What is required:
In the records below, count every line containing "JSON". Reply with the number only.
(Exercise input)
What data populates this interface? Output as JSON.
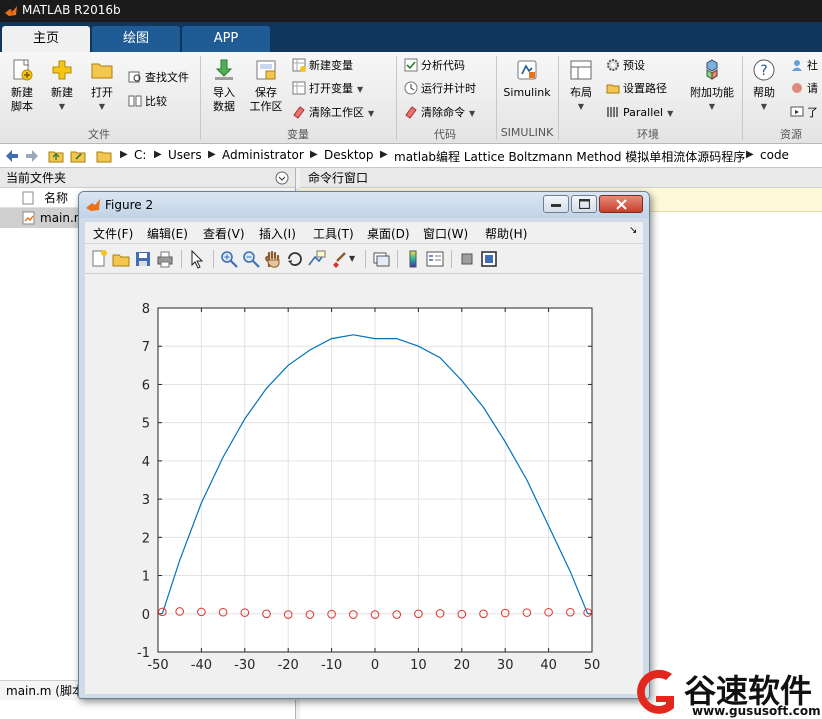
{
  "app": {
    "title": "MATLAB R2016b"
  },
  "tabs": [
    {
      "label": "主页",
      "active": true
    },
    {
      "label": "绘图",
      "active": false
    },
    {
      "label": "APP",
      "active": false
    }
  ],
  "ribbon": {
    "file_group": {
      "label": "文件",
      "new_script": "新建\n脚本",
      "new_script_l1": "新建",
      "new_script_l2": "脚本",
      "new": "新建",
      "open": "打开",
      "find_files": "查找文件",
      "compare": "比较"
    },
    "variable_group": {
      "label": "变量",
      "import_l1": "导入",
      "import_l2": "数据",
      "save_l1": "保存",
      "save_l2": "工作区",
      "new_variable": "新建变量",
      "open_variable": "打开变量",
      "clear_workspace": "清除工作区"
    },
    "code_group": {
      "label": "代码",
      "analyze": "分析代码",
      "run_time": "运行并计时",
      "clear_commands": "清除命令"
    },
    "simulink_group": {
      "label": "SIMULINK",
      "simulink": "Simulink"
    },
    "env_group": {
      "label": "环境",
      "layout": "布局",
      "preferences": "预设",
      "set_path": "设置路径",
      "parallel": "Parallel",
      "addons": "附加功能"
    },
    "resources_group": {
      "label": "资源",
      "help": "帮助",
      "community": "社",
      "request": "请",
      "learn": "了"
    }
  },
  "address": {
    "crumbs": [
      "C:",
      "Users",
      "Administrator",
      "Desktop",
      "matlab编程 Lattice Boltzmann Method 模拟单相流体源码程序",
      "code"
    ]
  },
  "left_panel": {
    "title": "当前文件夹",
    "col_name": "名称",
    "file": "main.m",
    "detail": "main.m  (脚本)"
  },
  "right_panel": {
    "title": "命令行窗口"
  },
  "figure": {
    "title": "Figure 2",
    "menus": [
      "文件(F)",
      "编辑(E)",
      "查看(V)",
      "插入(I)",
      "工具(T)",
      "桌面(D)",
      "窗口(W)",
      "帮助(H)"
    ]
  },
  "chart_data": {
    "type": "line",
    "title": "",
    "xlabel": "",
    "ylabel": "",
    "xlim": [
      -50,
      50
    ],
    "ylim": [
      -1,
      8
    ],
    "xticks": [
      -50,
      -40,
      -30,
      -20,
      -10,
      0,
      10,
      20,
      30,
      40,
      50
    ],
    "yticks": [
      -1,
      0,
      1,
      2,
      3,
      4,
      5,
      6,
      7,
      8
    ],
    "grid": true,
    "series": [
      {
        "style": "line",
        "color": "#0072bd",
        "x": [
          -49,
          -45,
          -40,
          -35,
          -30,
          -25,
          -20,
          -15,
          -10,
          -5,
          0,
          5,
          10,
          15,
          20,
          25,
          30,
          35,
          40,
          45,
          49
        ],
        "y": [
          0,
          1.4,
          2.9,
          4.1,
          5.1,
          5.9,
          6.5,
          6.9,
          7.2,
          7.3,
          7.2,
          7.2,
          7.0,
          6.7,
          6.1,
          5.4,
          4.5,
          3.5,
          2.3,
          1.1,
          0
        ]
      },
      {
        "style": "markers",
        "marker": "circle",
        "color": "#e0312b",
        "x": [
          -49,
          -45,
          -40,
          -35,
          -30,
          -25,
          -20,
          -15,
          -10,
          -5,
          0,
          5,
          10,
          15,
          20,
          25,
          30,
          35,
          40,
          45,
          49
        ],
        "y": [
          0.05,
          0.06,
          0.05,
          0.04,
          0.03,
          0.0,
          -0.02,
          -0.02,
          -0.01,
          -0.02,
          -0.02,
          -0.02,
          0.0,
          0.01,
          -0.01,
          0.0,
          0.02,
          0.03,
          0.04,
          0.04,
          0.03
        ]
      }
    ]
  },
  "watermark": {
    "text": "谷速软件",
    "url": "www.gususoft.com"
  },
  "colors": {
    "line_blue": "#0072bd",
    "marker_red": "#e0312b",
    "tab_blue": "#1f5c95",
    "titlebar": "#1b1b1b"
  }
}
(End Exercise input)
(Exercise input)
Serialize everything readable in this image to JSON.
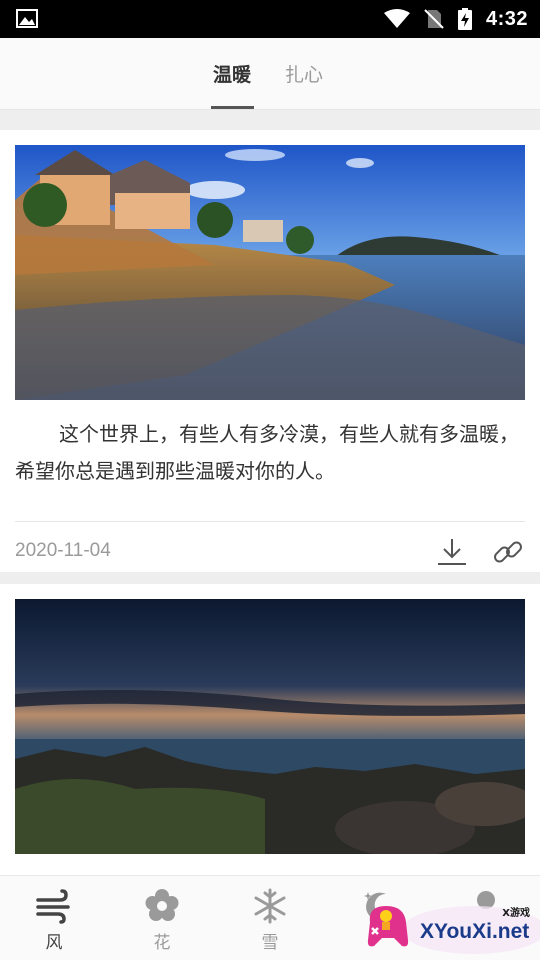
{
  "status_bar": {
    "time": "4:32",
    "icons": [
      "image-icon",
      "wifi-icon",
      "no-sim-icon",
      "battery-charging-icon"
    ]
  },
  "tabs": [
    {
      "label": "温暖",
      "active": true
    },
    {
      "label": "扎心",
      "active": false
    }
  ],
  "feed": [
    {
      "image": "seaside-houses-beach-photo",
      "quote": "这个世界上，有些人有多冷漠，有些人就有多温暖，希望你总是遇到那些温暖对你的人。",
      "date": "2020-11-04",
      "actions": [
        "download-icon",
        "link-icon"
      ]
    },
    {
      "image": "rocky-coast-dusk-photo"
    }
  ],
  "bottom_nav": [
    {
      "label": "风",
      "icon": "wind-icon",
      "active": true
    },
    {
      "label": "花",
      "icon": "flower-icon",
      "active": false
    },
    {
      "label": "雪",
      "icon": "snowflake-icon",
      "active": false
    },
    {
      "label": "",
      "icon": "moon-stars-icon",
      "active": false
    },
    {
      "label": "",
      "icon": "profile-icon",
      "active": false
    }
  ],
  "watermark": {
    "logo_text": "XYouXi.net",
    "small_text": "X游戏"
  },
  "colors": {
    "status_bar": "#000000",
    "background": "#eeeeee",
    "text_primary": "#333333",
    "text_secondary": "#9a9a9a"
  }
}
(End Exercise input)
Task answer:
2